After the UK govt axed DfiD and cut overseas aid, Scotland responded, which is one of the things that has infuriated the likes of Hill who wails: “At the same time, they are duplicating DfID’s old role with a £10 million International Development Fund and a Humanitarian Emergency Fund”. You can almost George Foulkes adding “and they’re doing it deliberately”.
As John Macdonald has pointed out this is para-diplomacy or soft-power, and : “It wasn’t an SNP government that pioneered Scotland’s post-devolution para-diplomacy. First Minister Jack McConnell signed a co-operation agreement between Scotland & Malawi in 2005. This was the first major step in contemporary Scotland’s para-diplomatic journey.”
This is the Italian political philopher Giorgio Agamben’s state of exception, whereby the state (Britain) uses the guise of a crisis to extend its reach and powers. Agamben writes:
“The state of exception is the expansion of the executive power to the point where presidential decrees have the force of law, often invoked during “states of siege” or a “state of war.”
“The state of emergency is used to return to normality as quickly as possible, while the state of exception is used to break the rules and impose a new order. The state of emergency ” requires the stability of a system”, “the state of exception, on the contrary, requires its disintegration, which opens the way to another system”.
I used to be extremely skeptical of the idea put around that Britain would somehow ban or dissolve Holyrood. They won’t. But it looks like the are attempting to use the virus as an excuse to lockdown democracy.
This will fail and backfire like each of their attempts. This is a sign of their weakness and their desperation. It is exposed every day.
But there are signs of divisions within the Unionist camp.
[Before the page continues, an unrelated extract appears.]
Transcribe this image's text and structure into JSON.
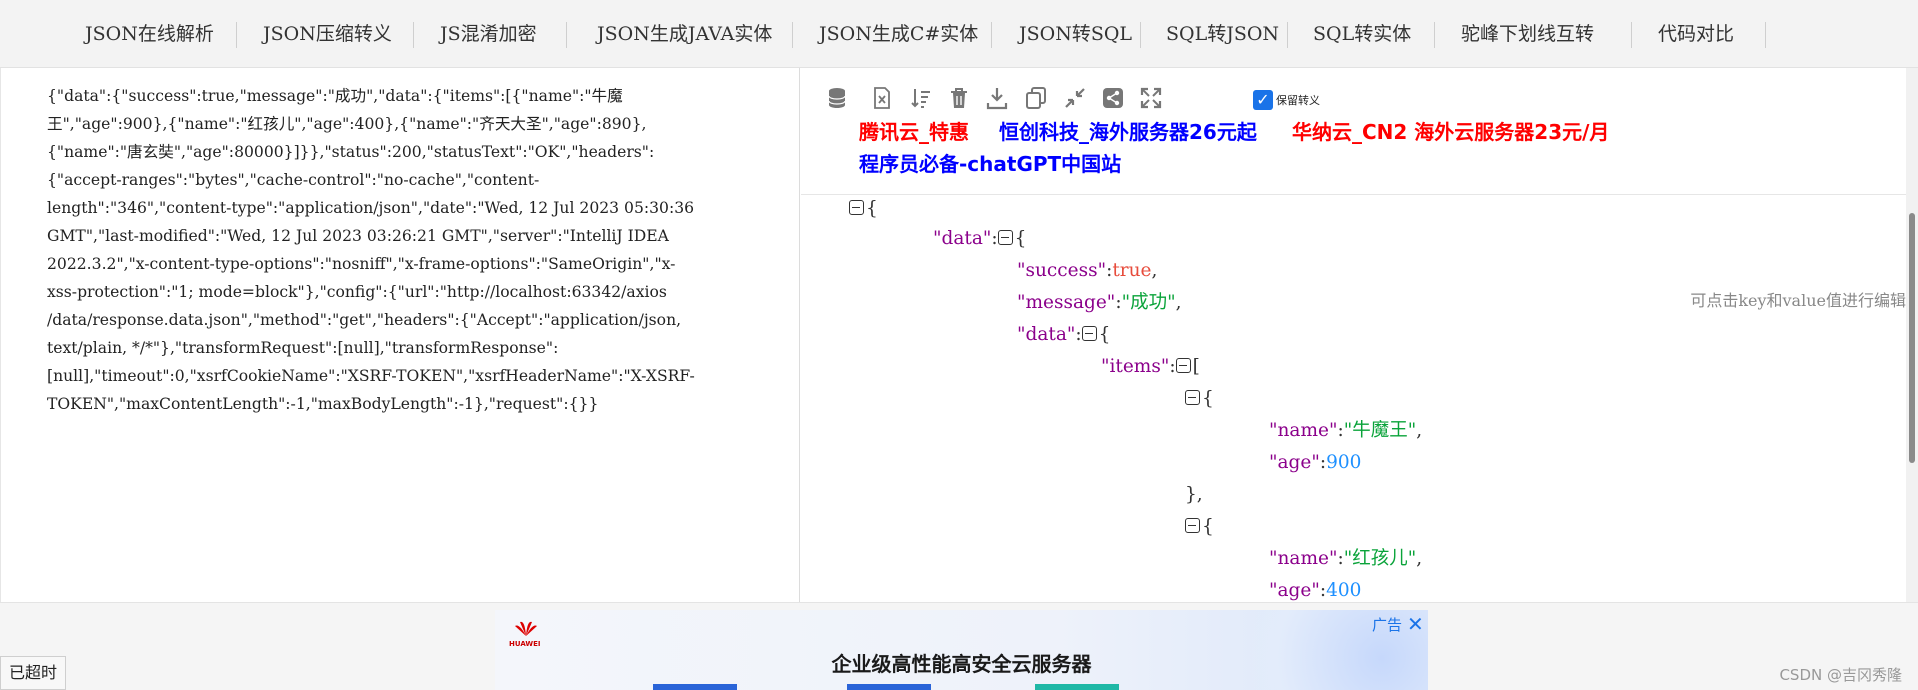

Last October Bloomberg uncovered a report created by Hanbury for Michael Gove which urged that continuing to dismiss Scottish calls for another independence vote outright could be “counterproductive,” and suggested a ‘Velvet No” strategy instead.
As Bloomsbury had it: “The memo was written by Hanbury, which was set up by Ameet Gill, former Prime Minister David Cameron’s one-time director of strategy, and Paul Stephenson, who was director of communications for pro-Brexit group Vote Leave. One of the firm’s partners is James Kanagasooriam, who worked with the Scottish Conservatives on elections in 2016 and 2017.
The report covers the state of play, voter and polling trends, a strategy for next year’s Scottish elections and what do to in the event of an SNP majority.
“If the SNP builds on this momentum then the endpoint could be a full-blown constitutional crisis or a second independence referendum,” the report said. “Either of these outcomes would consume significant political capital for the government.”
I don’t believe either of these tactics – a Velvet No – or the complete suppression of any form of democracy is viable, and that becomes clearer every day.